What you have to do:
Would you reproduce all of the entries exactly?

Extracted records:
/---

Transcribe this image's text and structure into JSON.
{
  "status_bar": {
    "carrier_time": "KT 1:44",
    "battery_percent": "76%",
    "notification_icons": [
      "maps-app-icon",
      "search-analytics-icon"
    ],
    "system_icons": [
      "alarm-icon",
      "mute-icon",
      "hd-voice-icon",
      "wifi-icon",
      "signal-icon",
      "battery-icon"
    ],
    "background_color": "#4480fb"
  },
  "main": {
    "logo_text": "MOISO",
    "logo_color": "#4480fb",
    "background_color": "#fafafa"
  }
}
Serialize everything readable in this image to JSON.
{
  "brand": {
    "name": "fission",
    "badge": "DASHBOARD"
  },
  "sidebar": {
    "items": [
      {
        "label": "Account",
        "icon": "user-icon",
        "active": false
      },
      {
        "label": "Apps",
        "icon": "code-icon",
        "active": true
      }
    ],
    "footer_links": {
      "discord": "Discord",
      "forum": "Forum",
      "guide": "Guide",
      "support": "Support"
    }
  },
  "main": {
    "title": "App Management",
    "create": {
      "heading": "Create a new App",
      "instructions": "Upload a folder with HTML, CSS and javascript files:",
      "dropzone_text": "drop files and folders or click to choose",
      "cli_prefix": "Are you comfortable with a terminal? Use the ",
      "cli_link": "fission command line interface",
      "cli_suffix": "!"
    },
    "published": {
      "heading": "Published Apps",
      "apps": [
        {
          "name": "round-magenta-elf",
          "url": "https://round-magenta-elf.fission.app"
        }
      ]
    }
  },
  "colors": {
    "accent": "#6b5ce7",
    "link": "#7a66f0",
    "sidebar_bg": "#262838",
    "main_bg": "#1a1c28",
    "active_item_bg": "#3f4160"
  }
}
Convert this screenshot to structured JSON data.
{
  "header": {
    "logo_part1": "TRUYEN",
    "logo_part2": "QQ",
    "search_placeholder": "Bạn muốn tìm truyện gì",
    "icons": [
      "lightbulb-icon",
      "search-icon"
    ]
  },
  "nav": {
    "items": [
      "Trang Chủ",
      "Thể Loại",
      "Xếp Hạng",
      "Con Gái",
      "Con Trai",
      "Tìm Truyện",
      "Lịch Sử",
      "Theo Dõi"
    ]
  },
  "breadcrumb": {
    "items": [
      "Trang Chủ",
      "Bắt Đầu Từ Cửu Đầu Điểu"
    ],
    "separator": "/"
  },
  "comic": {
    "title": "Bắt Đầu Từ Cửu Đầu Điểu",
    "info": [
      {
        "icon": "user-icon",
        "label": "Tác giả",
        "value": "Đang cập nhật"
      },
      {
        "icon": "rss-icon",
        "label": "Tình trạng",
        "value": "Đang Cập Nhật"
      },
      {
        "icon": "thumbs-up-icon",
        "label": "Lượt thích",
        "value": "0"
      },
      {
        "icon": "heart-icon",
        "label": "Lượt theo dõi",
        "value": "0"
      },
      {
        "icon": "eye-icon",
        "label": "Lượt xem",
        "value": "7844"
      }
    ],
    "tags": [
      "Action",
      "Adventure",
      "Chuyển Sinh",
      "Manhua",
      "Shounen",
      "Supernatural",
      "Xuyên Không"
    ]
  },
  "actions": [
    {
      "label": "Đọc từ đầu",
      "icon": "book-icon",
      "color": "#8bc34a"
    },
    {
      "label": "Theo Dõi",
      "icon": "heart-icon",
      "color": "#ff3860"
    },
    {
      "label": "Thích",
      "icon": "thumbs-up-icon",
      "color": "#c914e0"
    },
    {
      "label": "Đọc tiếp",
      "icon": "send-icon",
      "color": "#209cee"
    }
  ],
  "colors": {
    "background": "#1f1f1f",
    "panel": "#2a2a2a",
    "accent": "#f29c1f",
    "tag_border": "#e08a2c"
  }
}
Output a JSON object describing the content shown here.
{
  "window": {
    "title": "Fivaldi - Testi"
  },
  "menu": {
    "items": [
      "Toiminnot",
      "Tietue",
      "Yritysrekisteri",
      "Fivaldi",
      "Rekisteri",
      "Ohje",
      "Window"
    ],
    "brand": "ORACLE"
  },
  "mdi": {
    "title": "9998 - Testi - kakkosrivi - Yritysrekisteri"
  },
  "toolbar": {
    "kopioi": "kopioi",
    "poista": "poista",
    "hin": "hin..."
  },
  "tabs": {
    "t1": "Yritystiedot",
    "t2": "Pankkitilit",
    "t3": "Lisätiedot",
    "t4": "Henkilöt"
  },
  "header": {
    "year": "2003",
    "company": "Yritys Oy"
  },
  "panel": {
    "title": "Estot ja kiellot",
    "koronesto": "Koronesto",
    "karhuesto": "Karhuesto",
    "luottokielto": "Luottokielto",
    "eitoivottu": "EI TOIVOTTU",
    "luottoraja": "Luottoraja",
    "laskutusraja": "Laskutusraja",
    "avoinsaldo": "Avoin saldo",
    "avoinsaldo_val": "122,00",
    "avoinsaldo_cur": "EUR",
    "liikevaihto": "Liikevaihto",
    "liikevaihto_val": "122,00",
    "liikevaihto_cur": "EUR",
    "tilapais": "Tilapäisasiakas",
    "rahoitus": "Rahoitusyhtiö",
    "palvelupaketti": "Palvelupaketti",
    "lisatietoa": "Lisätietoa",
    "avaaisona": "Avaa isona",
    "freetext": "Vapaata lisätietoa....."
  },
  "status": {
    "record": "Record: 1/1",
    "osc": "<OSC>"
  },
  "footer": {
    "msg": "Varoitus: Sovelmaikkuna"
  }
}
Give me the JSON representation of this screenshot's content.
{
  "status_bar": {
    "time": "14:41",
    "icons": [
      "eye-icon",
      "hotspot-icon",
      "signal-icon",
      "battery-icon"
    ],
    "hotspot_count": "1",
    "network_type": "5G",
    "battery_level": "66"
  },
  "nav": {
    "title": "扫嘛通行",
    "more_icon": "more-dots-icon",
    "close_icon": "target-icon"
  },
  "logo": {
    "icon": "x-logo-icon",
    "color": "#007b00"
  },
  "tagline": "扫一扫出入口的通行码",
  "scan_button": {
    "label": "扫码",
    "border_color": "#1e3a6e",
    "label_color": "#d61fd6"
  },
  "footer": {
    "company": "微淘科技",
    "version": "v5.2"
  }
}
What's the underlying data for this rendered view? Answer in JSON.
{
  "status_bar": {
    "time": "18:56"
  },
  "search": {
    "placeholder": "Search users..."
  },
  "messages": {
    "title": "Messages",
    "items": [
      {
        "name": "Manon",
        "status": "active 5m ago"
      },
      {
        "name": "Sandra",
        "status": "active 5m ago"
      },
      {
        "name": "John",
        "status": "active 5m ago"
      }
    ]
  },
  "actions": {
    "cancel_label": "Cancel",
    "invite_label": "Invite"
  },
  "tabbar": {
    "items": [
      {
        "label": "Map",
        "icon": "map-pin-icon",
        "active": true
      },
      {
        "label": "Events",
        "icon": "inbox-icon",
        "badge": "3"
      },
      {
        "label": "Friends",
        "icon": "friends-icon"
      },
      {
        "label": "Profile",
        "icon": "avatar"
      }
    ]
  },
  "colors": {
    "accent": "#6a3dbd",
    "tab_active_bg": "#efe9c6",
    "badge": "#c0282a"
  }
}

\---

Exercise output:
Transcribe this image's text and structure into JSON.
{
  "status_bar": {
    "carrier_time": "KT 1:44",
    "battery_percent": "76%",
    "notification_icons": [
      "maps-app-icon",
      "search-analytics-icon"
    ],
    "system_icons": [
      "alarm-icon",
      "mute-icon",
      "hd-voice-icon",
      "wifi-icon",
      "signal-icon",
      "battery-icon"
    ],
    "background_color": "#4480fb"
  },
  "main": {
    "logo_text": "MOISO",
    "logo_color": "#4480fb",
    "background_color": "#fafafa"
  }
}
Serialize everything readable in this image to JSON.
{
  "brand": {
    "name": "fission",
    "badge": "DASHBOARD"
  },
  "sidebar": {
    "items": [
      {
        "label": "Account",
        "icon": "user-icon",
        "active": false
      },
      {
        "label": "Apps",
        "icon": "code-icon",
        "active": true
      }
    ],
    "footer_links": {
      "discord": "Discord",
      "forum": "Forum",
      "guide": "Guide",
      "support": "Support"
    }
  },
  "main": {
    "title": "App Management",
    "create": {
      "heading": "Create a new App",
      "instructions": "Upload a folder with HTML, CSS and javascript files:",
      "dropzone_text": "drop files and folders or click to choose",
      "cli_prefix": "Are you comfortable with a terminal? Use the ",
      "cli_link": "fission command line interface",
      "cli_suffix": "!"
    },
    "published": {
      "heading": "Published Apps",
      "apps": [
        {
          "name": "round-magenta-elf",
          "url": "https://round-magenta-elf.fission.app"
        }
      ]
    }
  },
  "colors": {
    "accent": "#6b5ce7",
    "link": "#7a66f0",
    "sidebar_bg": "#262838",
    "main_bg": "#1a1c28",
    "active_item_bg": "#3f4160"
  }
}
Convert this screenshot to structured JSON data.
{
  "header": {
    "logo_part1": "TRUYEN",
    "logo_part2": "QQ",
    "search_placeholder": "Bạn muốn tìm truyện gì",
    "icons": [
      "lightbulb-icon",
      "search-icon"
    ]
  },
  "nav": {
    "items": [
      "Trang Chủ",
      "Thể Loại",
      "Xếp Hạng",
      "Con Gái",
      "Con Trai",
      "Tìm Truyện",
      "Lịch Sử",
      "Theo Dõi"
    ]
  },
  "breadcrumb": {
    "items": [
      "Trang Chủ",
      "Bắt Đầu Từ Cửu Đầu Điểu"
    ],
    "separator": "/"
  },
  "comic": {
    "title": "Bắt Đầu Từ Cửu Đầu Điểu",
    "info": [
      {
        "icon": "user-icon",
        "label": "Tác giả",
        "value": "Đang cập nhật"
      },
      {
        "icon": "rss-icon",
        "label": "Tình trạng",
        "value": "Đang Cập Nhật"
      },
      {
        "icon": "thumbs-up-icon",
        "label": "Lượt thích",
        "value": "0"
      },
      {
        "icon": "heart-icon",
        "label": "Lượt theo dõi",
        "value": "0"
      },
      {
        "icon": "eye-icon",
        "label": "Lượt xem",
        "value": "7844"
      }
    ],
    "tags": [
      "Action",
      "Adventure",
      "Chuyển Sinh",
      "Manhua",
      "Shounen",
      "Supernatural",
      "Xuyên Không"
    ]
  },
  "actions": [
    {
      "label": "Đọc từ đầu",
      "icon": "book-icon",
      "color": "#8bc34a"
    },
    {
      "label": "Theo Dõi",
      "icon": "heart-icon",
      "color": "#ff3860"
    },
    {
      "label": "Thích",
      "icon": "thumbs-up-icon",
      "color": "#c914e0"
    },
    {
      "label": "Đọc tiếp",
      "icon": "send-icon",
      "color": "#209cee"
    }
  ],
  "colors": {
    "background": "#1f1f1f",
    "panel": "#2a2a2a",
    "accent": "#f29c1f",
    "tag_border": "#e08a2c"
  }
}
Output a JSON object describing the content shown here.
{
  "window": {
    "title": "Fivaldi - Testi"
  },
  "menu": {
    "items": [
      "Toiminnot",
      "Tietue",
      "Yritysrekisteri",
      "Fivaldi",
      "Rekisteri",
      "Ohje",
      "Window"
    ],
    "brand": "ORACLE"
  },
  "mdi": {
    "title": "9998 - Testi - kakkosrivi - Yritysrekisteri"
  },
  "toolbar": {
    "kopioi": "kopioi",
    "poista": "poista",
    "hin": "hin..."
  },
  "tabs": {
    "t1": "Yritystiedot",
    "t2": "Pankkitilit",
    "t3": "Lisätiedot",
    "t4": "Henkilöt"
  },
  "header": {
    "year": "2003",
    "company": "Yritys Oy"
  },
  "panel": {
    "title": "Estot ja kiellot",
    "koronesto": "Koronesto",
    "karhuesto": "Karhuesto",
    "luottokielto": "Luottokielto",
    "eitoivottu": "EI TOIVOTTU",
    "luottoraja": "Luottoraja",
    "laskutusraja": "Laskutusraja",
    "avoinsaldo": "Avoin saldo",
    "avoinsaldo_val": "122,00",
    "avoinsaldo_cur": "EUR",
    "liikevaihto": "Liikevaihto",
    "liikevaihto_val": "122,00",
    "liikevaihto_cur": "EUR",
    "tilapais": "Tilapäisasiakas",
    "rahoitus": "Rahoitusyhtiö",
    "palvelupaketti": "Palvelupaketti",
    "lisatietoa": "Lisätietoa",
    "avaaisona": "Avaa isona",
    "freetext": "Vapaata lisätietoa....."
  },
  "status": {
    "record": "Record: 1/1",
    "osc": "<OSC>"
  },
  "footer": {
    "msg": "Varoitus: Sovelmaikkuna"
  }
}
Give me the JSON representation of this screenshot's content.
{
  "status_bar": {
    "time": "14:41",
    "icons": [
      "eye-icon",
      "hotspot-icon",
      "signal-icon",
      "battery-icon"
    ],
    "hotspot_count": "1",
    "network_type": "5G",
    "battery_level": "66"
  },
  "nav": {
    "title": "扫嘛通行",
    "more_icon": "more-dots-icon",
    "close_icon": "target-icon"
  },
  "logo": {
    "icon": "x-logo-icon",
    "color": "#007b00"
  },
  "tagline": "扫一扫出入口的通行码",
  "scan_button": {
    "label": "扫码",
    "border_color": "#1e3a6e",
    "label_color": "#d61fd6"
  },
  "footer": {
    "company": "微淘科技",
    "version": "v5.2"
  }
}
What's the underlying data for this rendered view? Answer in JSON.
{
  "status_bar": {
    "time": "18:56"
  },
  "search": {
    "placeholder": "Search users..."
  },
  "messages": {
    "title": "Messages",
    "items": [
      {
        "name": "Manon",
        "status": "active 5m ago"
      },
      {
        "name": "Sandra",
        "status": "active 5m ago"
      },
      {
        "name": "John",
        "status": "active 5m ago"
      }
    ]
  },
  "actions": {
    "cancel_label": "Cancel",
    "invite_label": "Invite"
  },
  "tabbar": {
    "items": [
      {
        "label": "Map",
        "icon": "map-pin-icon",
        "active": true
      },
      {
        "label": "Events",
        "icon": "inbox-icon",
        "badge": "3"
      },
      {
        "label": "Friends",
        "icon": "friends-icon"
      },
      {
        "label": "Profile",
        "icon": "avatar"
      }
    ]
  },
  "colors": {
    "accent": "#6a3dbd",
    "tab_active_bg": "#efe9c6",
    "badge": "#c0282a"
  }
}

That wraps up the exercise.